The Maple Leafs discovered Salming and Hammarstrom in the spring of 1973 when scout Gerry McNamara decided to take in a game in Sweden between the Barrie Flyers, a senior amateur team from Ontario, and the Brynas team of the Swedish league. Hammarstrom immediately impressed McNamara as a goal scorer by beating the Barrie goaltender four times; Hammarstrom may not be an egg cracker in the NHL but he has scored a total of 60 goals in his three pro seasons. Salming, on the other hand, mainly impressed McNamara when he was thrown out of the game for fighting. "Well, we were playing a Canadian team, eh?" Salming says with a grin. McNamara visited the Brynas dressing room and invited Salming and Hammarstrom to Toronto for a tryout with the Maple Leafs.
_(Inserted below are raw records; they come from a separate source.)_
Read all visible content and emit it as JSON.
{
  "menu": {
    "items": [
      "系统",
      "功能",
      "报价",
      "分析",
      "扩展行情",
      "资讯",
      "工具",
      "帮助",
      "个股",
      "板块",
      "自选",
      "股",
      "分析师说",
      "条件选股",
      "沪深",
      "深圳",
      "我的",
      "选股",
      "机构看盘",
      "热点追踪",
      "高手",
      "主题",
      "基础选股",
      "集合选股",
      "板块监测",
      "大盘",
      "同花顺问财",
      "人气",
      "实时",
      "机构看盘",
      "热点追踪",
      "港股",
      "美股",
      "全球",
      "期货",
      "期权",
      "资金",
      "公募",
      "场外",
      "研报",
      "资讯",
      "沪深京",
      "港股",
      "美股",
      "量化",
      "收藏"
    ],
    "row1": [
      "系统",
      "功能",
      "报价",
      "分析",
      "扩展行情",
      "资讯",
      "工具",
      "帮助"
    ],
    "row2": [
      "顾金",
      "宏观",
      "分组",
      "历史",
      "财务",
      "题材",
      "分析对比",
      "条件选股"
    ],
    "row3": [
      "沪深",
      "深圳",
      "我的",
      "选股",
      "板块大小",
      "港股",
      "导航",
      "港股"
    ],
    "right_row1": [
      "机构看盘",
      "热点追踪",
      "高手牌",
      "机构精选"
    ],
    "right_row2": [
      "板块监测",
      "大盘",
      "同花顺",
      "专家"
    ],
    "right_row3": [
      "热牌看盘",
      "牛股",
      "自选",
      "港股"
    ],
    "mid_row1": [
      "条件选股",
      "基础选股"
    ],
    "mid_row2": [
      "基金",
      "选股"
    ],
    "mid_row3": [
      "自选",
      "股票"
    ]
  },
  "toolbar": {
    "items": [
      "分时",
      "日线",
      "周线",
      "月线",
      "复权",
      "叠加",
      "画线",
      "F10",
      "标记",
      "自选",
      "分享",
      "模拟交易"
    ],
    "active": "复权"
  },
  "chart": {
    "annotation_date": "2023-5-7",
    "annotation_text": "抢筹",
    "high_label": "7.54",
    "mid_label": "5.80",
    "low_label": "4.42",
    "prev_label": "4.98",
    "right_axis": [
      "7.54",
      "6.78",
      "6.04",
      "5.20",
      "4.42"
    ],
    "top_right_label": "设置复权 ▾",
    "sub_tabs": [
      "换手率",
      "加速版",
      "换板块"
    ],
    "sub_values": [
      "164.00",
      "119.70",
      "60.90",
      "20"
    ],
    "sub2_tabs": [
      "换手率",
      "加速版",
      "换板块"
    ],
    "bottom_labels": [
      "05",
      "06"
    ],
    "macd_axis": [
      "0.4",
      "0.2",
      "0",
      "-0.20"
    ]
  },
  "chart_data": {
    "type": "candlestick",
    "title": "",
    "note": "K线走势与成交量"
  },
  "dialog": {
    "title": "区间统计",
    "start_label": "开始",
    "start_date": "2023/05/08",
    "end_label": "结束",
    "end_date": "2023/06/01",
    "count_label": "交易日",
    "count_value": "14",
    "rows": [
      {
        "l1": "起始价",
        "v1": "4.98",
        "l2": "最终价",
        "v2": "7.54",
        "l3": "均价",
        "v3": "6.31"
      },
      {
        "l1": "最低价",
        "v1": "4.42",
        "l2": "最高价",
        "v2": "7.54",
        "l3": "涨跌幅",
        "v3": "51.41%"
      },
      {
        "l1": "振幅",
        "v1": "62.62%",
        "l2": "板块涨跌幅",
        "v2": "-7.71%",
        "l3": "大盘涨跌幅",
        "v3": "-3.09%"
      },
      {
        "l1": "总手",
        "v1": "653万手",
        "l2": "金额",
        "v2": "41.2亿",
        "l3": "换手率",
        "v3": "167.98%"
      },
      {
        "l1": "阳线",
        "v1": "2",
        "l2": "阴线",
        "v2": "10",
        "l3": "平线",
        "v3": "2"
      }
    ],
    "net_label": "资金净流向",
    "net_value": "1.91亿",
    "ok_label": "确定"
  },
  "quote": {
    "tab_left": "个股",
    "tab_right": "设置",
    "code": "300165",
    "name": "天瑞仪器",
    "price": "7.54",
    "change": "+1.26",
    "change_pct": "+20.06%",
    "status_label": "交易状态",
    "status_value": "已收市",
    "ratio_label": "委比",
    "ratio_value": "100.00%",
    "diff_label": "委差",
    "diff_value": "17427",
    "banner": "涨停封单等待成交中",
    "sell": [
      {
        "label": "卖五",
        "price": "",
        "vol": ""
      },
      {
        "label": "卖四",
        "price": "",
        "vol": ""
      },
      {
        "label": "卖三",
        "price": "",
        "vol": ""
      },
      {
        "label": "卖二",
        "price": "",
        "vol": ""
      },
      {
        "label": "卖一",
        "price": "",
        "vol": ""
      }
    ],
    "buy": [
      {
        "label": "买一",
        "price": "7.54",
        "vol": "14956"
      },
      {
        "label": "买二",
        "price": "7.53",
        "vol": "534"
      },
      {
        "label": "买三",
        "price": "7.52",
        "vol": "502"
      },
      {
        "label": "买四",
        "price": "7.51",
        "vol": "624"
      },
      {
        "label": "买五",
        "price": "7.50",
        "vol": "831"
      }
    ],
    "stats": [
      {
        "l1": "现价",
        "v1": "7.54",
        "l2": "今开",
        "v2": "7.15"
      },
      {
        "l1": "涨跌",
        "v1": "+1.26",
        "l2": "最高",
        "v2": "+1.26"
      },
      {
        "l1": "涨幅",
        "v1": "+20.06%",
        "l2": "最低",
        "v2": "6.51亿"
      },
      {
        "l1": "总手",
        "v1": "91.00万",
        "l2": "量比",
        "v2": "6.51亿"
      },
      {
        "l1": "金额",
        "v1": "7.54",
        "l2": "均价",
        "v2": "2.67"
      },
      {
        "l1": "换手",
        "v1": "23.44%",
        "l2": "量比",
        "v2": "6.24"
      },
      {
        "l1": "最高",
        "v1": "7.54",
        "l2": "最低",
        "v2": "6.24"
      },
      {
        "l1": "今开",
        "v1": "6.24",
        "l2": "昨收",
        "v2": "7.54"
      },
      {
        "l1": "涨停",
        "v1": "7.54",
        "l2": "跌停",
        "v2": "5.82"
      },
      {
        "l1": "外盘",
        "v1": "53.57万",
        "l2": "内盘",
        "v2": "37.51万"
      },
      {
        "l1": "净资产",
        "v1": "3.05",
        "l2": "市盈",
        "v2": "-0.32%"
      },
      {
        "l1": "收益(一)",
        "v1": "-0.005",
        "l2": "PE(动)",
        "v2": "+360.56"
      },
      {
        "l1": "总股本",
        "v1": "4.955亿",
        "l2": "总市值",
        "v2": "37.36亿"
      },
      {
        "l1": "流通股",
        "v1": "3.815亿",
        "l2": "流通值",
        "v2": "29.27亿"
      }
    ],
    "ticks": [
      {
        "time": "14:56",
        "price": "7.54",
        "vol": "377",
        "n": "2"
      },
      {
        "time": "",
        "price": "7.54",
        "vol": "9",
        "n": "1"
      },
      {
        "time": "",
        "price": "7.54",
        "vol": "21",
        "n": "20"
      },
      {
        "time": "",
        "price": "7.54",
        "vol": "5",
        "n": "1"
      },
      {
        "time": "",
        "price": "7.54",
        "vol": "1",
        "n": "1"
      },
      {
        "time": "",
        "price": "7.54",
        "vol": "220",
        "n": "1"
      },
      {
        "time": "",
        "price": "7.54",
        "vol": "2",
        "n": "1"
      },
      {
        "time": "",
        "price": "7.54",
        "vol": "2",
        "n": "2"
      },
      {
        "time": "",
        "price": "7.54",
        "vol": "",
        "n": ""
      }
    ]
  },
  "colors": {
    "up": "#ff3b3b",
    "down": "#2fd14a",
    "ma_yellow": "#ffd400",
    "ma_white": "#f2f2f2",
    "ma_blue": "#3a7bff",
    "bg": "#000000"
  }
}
They accepted, and they both were in the Maple Leaf lineup for the opening game of the 1973-74 season.
"I've had to make some adjustments," Salming says. "I was basically a defensive defenseman in Sweden, but over here defensemen handle the puck more. I had to learn to turn quickly and go back for pucks that had been dumped into the corners. And I had to get used to all the stuff that goes on in the corners, too. But nothing was too difficult." Indeed. Salming has played in the NHL All-Star Game the last two seasons, and he is the player around whom the Maple Leafs revolve—offensively and defensively.
Better still, not even the bulliest Broad Street Bully calls Salming a "Chicken Swede" anymore. "I think in time I have earned my respect," Salming says. "I hit, I get hit. There is a lot more to the game than knowing how to fight." Says Dr. Wilson of Salming and all the Swedes, "They've proved something to the lumberjacks."